Dr. Gina Harrison

Dr. Gina Harrison
Associate Professor
Educational Psychology and Leadership Studies

Dr. Gina Harrison is an Associate Professor of Educational Psychology at the University of Victoria with a specialization in special education. Her research examines the cognitive and linguistic aspects of reading and writing in children and adults, as well as the effective assessment and identification of literacy-based learning difficulties. She has been a Research Fellow of the Centre for Youth & Society since 2008. 

Recently, Dr. Harrison has examined the literacy skills and executive functioning abilities of French immersion and English-only third-grade children. It has long been hypothesized that learning two languages simultaneously leads to an advantage in executive function skills including planning, working memory, inhibition, and cognitive flexibility. Early results indicate that the children in French immersion may rely on cognitive flexibility in a different manner than the monolingual children.

I consider myself an applied researcher. A lot of my research relates to students with learning disabilities and informs the work I do training special educators. I try to address how the teachers can be the most proactive in assisting students who are struggling to learn and be more aware of early markers of language and literacy difficulties. 

— Dr. Gina Harrison

Dr. Harrison is involved in adapting a previously validated reading intervention to be delivered online using COVID-19 Emergency Research Funding from the University of Victoria. Typically, community-based intervention supports for struggling readers can be innaccessible due to the cost. Adapting the program to be delivered online both allowed for children to continue to work on their reading skills from home during COVID-19, but the costs associated with delivering the program is reduced. The intervention is provided free of charge. 

It's important to identify children who are struggling early on, in Kindergarten or grade 1, not waiting for children to fail and get frustrated and then doing the full diagnostic assessment which can take a while. We would like to be able to train the teachers with the tools they need to possibly mitigate these issues before they arise. 

— Dr. Gina Harrison

Lead by her doctoral student, Shelby Pollitt, and in partnership with the Sooke School District, Dr. Harrison is piloting a program to to examine the effects of various instructional approaches, implemented at different points in the school year, on early reading outcomes, and risk for reading difficulties in kindergarteners. The research team hope to identify early markers of risk and timing of instructional response to better support all students.

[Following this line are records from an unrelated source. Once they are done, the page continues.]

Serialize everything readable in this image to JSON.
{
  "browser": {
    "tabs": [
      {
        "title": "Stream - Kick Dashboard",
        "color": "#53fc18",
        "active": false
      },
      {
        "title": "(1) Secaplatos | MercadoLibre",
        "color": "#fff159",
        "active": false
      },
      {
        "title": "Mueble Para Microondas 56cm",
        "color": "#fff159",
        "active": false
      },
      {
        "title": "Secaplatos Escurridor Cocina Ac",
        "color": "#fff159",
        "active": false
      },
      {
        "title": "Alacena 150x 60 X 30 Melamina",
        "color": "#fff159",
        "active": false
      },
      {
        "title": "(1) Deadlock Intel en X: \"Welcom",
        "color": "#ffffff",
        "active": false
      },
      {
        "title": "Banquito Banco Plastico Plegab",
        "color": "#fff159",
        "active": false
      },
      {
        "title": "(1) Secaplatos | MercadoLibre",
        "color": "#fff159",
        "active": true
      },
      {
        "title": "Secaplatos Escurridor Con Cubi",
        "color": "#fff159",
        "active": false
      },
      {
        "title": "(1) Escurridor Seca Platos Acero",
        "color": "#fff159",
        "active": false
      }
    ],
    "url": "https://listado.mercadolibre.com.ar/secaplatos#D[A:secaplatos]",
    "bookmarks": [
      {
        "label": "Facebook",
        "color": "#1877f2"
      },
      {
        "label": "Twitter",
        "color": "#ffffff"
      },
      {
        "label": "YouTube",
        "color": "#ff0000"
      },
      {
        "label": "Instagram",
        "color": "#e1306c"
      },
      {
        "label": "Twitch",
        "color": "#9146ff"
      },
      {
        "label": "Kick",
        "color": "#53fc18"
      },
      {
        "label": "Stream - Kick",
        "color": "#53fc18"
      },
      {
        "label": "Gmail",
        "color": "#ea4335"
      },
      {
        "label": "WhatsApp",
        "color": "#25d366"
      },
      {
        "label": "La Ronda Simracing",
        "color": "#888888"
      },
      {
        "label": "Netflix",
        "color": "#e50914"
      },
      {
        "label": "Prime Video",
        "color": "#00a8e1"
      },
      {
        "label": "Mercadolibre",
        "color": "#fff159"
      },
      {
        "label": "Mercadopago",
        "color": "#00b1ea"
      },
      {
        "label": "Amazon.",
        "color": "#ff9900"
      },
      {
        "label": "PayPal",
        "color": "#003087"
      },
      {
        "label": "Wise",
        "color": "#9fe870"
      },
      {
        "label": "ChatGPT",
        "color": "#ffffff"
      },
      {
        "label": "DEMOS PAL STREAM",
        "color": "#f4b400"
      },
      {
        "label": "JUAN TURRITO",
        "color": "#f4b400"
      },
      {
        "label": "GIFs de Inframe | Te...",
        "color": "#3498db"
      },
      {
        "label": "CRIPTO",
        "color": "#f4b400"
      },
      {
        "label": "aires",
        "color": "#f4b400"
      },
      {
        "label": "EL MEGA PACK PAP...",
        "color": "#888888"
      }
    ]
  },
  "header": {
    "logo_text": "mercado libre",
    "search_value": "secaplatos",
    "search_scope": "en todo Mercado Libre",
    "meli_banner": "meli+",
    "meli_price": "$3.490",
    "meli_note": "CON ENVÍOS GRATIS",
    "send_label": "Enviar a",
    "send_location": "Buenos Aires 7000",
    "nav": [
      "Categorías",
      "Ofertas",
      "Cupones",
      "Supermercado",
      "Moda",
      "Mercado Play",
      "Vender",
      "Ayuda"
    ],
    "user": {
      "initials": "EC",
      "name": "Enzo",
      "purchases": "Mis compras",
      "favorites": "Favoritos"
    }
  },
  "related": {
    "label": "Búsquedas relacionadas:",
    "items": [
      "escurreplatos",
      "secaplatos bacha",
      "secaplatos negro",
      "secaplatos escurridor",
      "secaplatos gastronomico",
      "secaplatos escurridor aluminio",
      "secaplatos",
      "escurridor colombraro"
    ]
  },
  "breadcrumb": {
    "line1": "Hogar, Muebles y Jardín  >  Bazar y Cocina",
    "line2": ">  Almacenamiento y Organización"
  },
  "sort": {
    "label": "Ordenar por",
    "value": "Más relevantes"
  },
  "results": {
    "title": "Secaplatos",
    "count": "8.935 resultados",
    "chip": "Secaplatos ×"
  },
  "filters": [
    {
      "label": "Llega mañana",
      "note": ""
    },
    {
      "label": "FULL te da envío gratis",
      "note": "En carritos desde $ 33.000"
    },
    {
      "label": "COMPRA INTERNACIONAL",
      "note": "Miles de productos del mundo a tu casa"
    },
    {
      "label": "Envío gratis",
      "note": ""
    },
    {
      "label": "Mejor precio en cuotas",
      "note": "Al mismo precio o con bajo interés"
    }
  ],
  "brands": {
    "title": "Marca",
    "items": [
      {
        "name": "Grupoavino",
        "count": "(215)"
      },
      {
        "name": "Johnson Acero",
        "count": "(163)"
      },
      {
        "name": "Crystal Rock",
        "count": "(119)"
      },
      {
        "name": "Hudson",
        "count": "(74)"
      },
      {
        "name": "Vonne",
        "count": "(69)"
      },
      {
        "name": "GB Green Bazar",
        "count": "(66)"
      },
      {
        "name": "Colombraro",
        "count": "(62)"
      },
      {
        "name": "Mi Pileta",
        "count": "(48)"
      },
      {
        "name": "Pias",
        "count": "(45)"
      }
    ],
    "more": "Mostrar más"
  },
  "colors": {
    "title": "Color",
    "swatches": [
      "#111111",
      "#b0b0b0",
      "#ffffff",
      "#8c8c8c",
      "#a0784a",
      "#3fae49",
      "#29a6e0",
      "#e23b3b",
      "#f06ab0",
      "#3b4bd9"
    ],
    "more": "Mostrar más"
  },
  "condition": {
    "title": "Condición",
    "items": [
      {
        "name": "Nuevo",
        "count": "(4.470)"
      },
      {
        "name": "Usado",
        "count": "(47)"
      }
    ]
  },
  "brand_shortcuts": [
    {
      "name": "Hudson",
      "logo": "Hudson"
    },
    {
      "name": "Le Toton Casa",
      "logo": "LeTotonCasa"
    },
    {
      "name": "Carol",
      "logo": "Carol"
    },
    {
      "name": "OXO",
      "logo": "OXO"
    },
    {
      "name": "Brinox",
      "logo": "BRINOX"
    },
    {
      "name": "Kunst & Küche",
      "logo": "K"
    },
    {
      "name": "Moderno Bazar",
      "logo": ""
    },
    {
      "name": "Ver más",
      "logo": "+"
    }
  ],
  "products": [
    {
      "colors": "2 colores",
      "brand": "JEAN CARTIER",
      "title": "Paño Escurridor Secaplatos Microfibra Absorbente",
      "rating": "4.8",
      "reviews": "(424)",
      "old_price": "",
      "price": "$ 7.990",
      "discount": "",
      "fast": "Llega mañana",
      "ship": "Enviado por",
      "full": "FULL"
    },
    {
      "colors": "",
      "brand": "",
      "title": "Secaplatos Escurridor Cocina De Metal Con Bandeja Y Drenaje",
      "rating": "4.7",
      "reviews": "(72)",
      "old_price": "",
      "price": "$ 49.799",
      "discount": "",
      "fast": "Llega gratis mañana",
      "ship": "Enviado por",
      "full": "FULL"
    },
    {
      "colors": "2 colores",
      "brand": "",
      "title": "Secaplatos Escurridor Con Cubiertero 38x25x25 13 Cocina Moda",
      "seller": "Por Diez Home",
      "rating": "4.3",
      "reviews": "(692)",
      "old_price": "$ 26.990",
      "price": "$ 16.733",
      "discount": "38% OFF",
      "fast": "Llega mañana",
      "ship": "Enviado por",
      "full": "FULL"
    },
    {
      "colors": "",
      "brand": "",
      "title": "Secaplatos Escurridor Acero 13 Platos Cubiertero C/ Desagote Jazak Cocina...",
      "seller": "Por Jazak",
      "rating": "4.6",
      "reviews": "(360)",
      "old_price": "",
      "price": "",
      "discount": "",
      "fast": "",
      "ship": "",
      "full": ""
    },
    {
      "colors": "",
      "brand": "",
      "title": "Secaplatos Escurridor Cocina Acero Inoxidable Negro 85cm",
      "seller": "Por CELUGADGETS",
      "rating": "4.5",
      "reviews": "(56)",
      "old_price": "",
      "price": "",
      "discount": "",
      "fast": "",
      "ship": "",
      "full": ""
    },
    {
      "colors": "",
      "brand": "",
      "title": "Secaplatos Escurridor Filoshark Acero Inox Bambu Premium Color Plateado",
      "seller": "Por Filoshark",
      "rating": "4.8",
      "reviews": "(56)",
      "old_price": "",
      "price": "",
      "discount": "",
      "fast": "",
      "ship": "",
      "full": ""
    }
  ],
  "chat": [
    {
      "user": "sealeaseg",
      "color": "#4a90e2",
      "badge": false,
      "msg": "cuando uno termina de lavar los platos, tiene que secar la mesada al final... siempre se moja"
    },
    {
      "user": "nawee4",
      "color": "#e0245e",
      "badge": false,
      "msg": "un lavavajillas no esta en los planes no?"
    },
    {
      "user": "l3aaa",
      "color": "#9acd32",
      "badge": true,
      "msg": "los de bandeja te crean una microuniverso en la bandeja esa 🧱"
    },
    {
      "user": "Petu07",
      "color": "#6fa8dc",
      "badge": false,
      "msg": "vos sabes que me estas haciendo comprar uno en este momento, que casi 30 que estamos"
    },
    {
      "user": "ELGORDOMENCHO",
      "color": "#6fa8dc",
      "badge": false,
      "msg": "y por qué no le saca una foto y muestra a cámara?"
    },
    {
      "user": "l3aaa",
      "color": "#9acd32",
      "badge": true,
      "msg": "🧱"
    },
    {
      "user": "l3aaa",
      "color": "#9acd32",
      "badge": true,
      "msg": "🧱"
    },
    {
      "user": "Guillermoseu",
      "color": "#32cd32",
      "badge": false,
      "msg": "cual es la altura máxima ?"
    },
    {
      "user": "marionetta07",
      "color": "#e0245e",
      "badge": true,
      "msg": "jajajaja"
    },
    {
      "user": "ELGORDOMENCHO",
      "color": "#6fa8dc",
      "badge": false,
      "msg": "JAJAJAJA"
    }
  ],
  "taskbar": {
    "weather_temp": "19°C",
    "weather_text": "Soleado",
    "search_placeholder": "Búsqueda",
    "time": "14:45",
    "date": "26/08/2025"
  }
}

Recent publications

Harrison, G. L. (2021). Error Analyses and the Cognitive or Linguistic Influences on Children’s Spelling: Comparisons Between First- and Second-Language Learners. Canadian Journal of Applied Linguistics24(3), 79–97. https://doi.org/10.37213/cjal.2021.31345 

Hodgins, H., & Harrison, G. L. (2021). Improving phonological awareness with Talking Tables in at-risk kindergarten readers. Research in Developmental Disabilities, 115, 103996. https://doi.org/10.1016/j.ridd.2021.103996 

Pollitt, S., & Harrison, G. L. (2021). Does CBM maze assess reading comprehension in 8–9-year olds at-risk for dyslexia? Dyslexia, 27(2), 265-274. https://doi.org/10.1002/dys.1679 

More publications